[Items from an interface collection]

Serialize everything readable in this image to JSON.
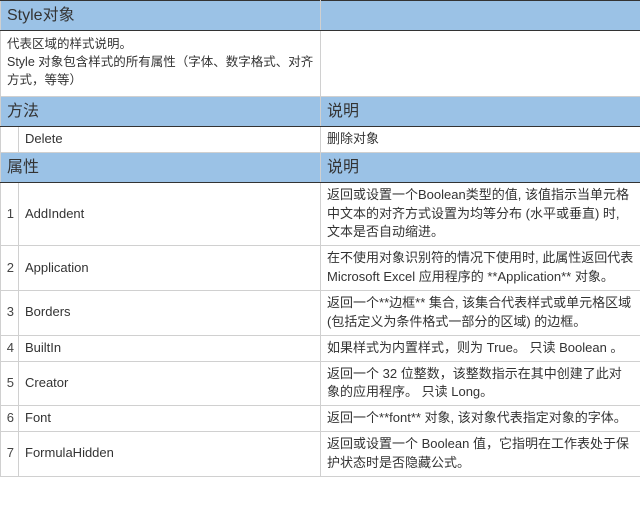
{
  "title": "Style对象",
  "intro": "代表区域的样式说明。\nStyle 对象包含样式的所有属性（字体、数字格式、对齐方式，等等）",
  "methods_header": {
    "left": "方法",
    "right": "说明"
  },
  "methods": [
    {
      "name": "Delete",
      "desc": "删除对象"
    }
  ],
  "props_header": {
    "left": "属性",
    "right": "说明"
  },
  "properties": [
    {
      "idx": "1",
      "name": "AddIndent",
      "desc": "返回或设置一个Boolean类型的值, 该值指示当单元格中文本的对齐方式设置为均等分布 (水平或垂直) 时, 文本是否自动缩进。"
    },
    {
      "idx": "2",
      "name": "Application",
      "desc": "在不使用对象识别符的情况下使用时, 此属性返回代表 Microsoft Excel 应用程序的 **Application** 对象。"
    },
    {
      "idx": "3",
      "name": "Borders",
      "desc": "返回一个**边框** 集合, 该集合代表样式或单元格区域 (包括定义为条件格式一部分的区域) 的边框。"
    },
    {
      "idx": "4",
      "name": "BuiltIn",
      "desc": "如果样式为内置样式，则为 True。 只读 Boolean 。"
    },
    {
      "idx": "5",
      "name": "Creator",
      "desc": "返回一个 32 位整数，该整数指示在其中创建了此对象的应用程序。 只读 Long。"
    },
    {
      "idx": "6",
      "name": "Font",
      "desc": "返回一个**font** 对象, 该对象代表指定对象的字体。"
    },
    {
      "idx": "7",
      "name": "FormulaHidden",
      "desc": "返回或设置一个 Boolean 值，它指明在工作表处于保护状态时是否隐藏公式。"
    }
  ]
}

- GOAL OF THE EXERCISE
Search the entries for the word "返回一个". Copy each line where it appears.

- EXERCISE SOLUTION
      "desc": "返回一个**边框** 集合, 该集合代表样式或单元格区域 (包括定义为条件格式一部分的区域) 的边框。"
      "desc": "返回一个 32 位整数，该整数指示在其中创建了此对象的应用程序。 只读 Long。"
      "desc": "返回一个**font** 对象, 该对象代表指定对象的字体。"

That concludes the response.